→ Work order
One number should be the full reply: how many lines of the material below contain "true".

→ Data in this exercise
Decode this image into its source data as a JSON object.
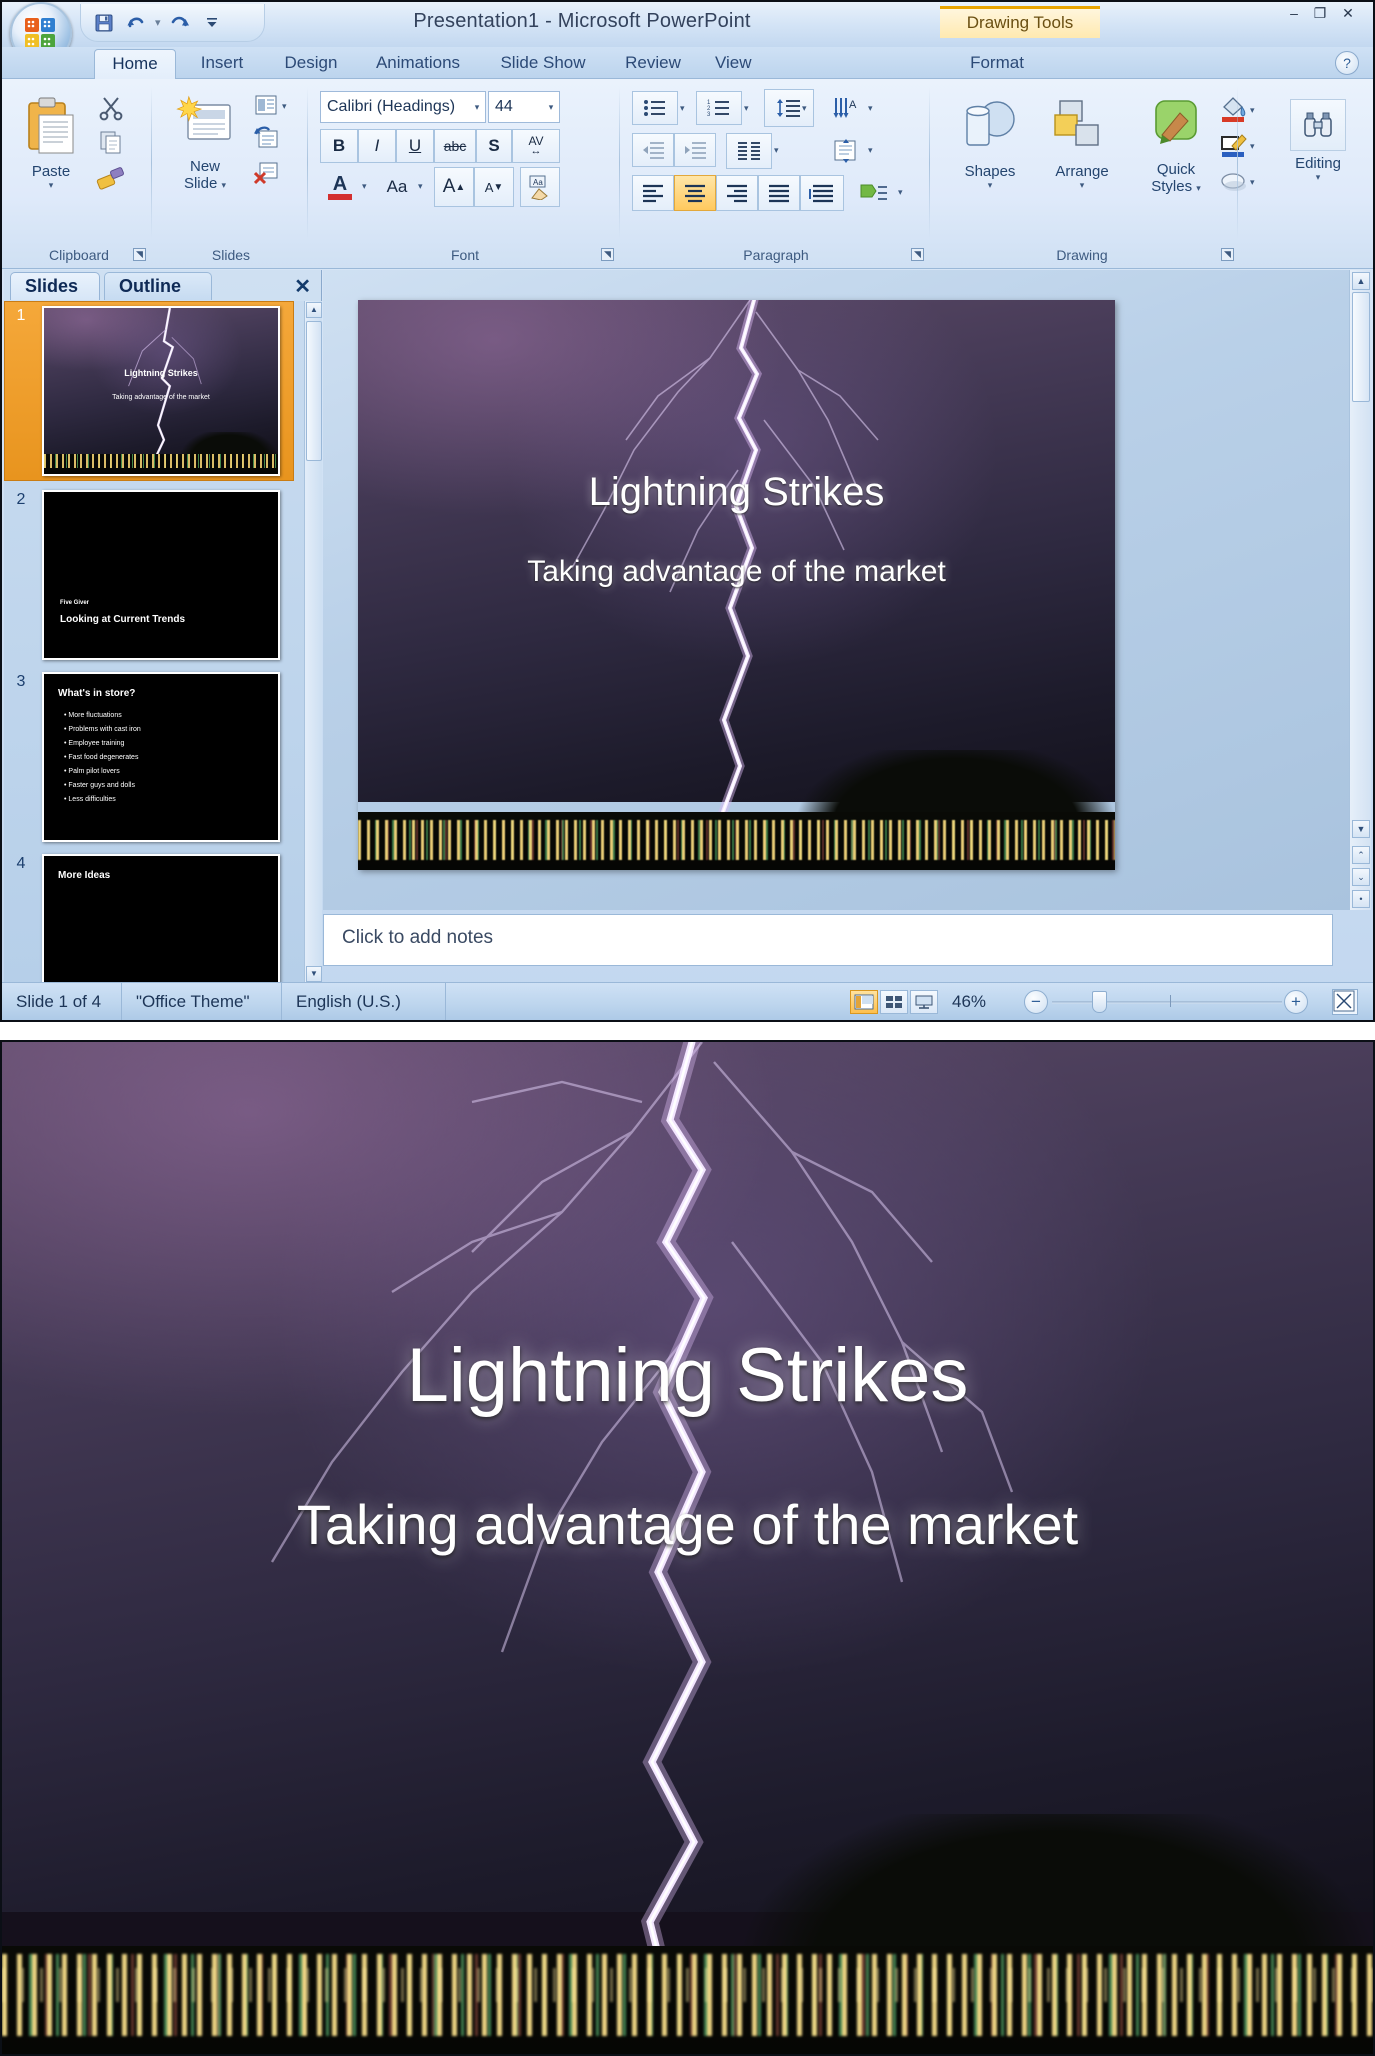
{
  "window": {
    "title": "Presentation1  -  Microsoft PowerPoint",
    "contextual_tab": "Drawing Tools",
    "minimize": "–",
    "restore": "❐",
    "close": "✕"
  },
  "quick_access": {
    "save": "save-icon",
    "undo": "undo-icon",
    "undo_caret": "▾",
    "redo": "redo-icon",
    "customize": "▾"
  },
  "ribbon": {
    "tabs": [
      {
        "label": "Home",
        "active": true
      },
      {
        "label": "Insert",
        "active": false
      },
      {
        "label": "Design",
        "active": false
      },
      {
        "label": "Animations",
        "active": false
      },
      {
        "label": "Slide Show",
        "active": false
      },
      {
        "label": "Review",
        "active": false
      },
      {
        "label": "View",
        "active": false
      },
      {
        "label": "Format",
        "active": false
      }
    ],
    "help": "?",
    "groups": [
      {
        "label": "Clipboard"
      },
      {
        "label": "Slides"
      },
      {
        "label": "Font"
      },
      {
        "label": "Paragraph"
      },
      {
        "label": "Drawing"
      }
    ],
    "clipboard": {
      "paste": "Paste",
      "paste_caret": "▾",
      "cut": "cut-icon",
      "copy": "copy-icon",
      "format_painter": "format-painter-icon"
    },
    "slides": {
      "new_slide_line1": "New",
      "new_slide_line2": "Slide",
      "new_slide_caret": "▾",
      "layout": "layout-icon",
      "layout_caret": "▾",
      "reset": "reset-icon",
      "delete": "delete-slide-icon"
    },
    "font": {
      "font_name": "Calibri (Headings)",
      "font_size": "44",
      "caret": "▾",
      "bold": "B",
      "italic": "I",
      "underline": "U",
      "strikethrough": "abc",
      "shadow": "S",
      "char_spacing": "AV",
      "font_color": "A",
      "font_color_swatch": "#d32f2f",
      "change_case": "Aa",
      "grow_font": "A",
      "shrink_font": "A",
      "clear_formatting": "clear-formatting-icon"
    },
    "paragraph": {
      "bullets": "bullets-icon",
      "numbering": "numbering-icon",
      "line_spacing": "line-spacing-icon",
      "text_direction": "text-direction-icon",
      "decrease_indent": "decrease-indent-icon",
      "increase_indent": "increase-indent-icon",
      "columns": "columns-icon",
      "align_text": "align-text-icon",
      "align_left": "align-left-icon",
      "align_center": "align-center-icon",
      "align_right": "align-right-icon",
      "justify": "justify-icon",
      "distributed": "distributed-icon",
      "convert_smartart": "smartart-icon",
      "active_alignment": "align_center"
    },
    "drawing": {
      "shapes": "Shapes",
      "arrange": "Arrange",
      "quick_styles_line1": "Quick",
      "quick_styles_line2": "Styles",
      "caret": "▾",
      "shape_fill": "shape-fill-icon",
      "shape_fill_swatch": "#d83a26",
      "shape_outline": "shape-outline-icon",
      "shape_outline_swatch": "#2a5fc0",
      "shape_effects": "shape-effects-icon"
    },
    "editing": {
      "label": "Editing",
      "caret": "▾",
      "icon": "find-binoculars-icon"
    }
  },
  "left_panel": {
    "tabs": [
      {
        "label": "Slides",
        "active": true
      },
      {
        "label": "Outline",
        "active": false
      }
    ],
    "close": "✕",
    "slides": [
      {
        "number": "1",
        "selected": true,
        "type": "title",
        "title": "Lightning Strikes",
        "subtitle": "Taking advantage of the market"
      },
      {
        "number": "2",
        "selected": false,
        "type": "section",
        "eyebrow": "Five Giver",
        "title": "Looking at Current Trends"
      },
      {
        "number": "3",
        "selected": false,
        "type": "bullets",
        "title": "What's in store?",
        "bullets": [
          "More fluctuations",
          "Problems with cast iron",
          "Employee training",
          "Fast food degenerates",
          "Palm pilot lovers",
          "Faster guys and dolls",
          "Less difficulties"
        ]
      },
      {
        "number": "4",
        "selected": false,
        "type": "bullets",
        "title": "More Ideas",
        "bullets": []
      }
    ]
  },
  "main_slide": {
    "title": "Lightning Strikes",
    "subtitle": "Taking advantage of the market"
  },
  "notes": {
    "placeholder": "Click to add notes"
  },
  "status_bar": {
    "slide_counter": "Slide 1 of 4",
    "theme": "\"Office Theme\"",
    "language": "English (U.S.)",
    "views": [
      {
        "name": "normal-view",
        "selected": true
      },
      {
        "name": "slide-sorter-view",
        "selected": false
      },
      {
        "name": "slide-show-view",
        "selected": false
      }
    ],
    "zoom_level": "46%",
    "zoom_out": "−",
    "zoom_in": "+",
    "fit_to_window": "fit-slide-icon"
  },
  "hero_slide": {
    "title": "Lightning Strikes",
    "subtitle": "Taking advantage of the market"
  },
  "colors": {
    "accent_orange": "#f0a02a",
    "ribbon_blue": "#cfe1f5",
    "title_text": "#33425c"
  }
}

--

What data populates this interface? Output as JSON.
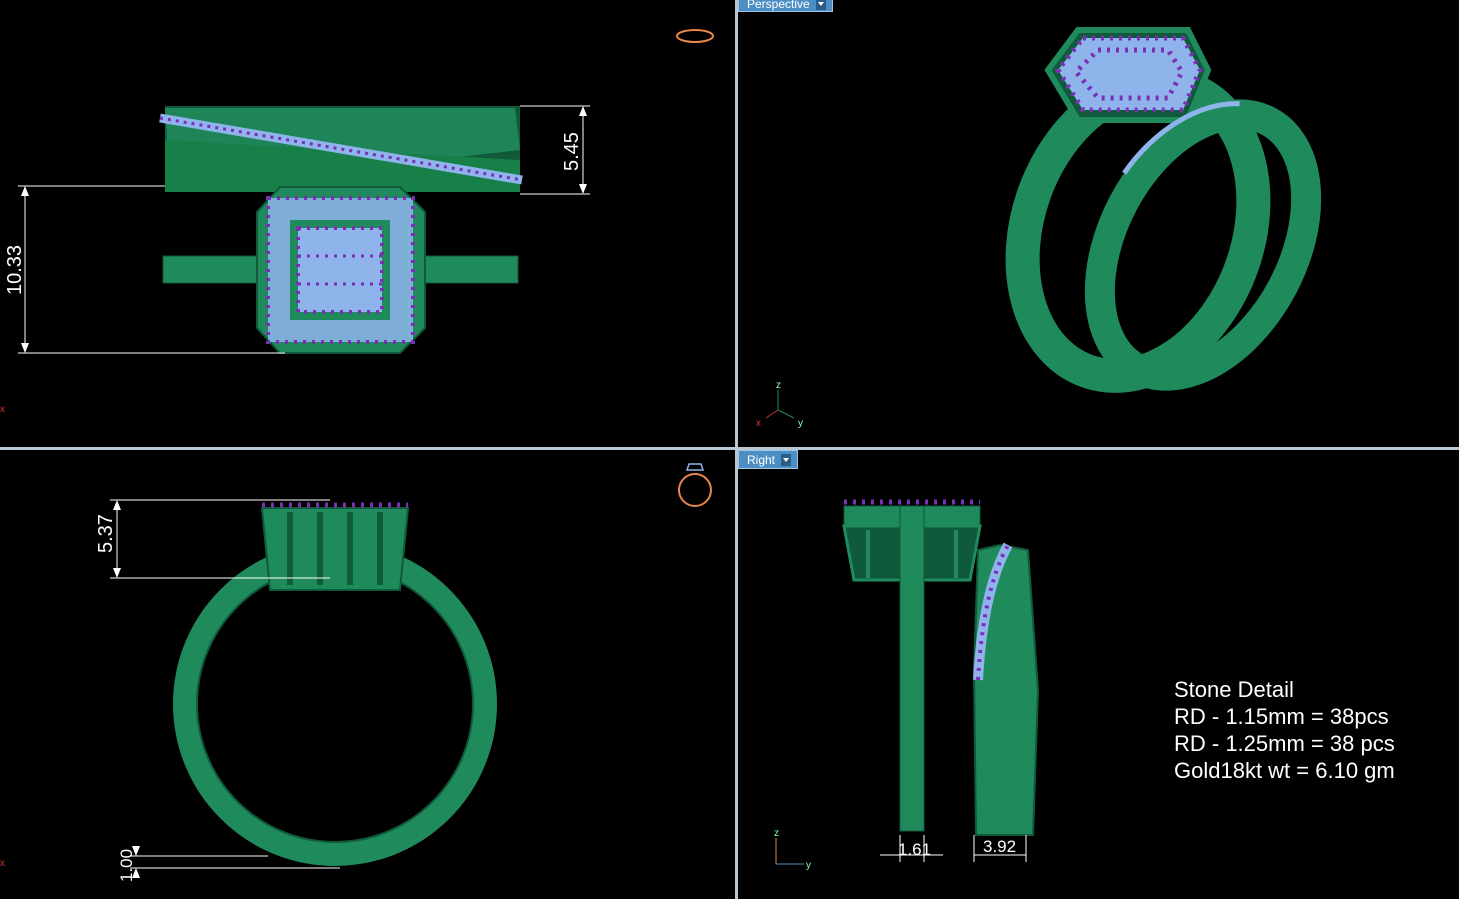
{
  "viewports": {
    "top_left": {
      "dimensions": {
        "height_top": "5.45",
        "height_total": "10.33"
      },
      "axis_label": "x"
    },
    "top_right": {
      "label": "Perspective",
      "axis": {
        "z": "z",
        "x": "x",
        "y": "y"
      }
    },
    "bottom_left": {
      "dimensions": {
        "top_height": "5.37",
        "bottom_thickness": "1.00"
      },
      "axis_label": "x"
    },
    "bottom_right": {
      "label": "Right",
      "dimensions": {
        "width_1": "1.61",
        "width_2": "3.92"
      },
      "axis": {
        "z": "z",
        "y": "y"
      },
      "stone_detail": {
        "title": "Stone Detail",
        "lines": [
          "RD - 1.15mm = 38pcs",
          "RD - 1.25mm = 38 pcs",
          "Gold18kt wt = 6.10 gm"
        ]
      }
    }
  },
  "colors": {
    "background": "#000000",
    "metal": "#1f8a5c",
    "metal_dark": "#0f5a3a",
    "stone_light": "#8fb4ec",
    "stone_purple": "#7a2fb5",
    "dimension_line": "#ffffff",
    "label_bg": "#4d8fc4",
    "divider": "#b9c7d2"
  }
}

→ Answer section
4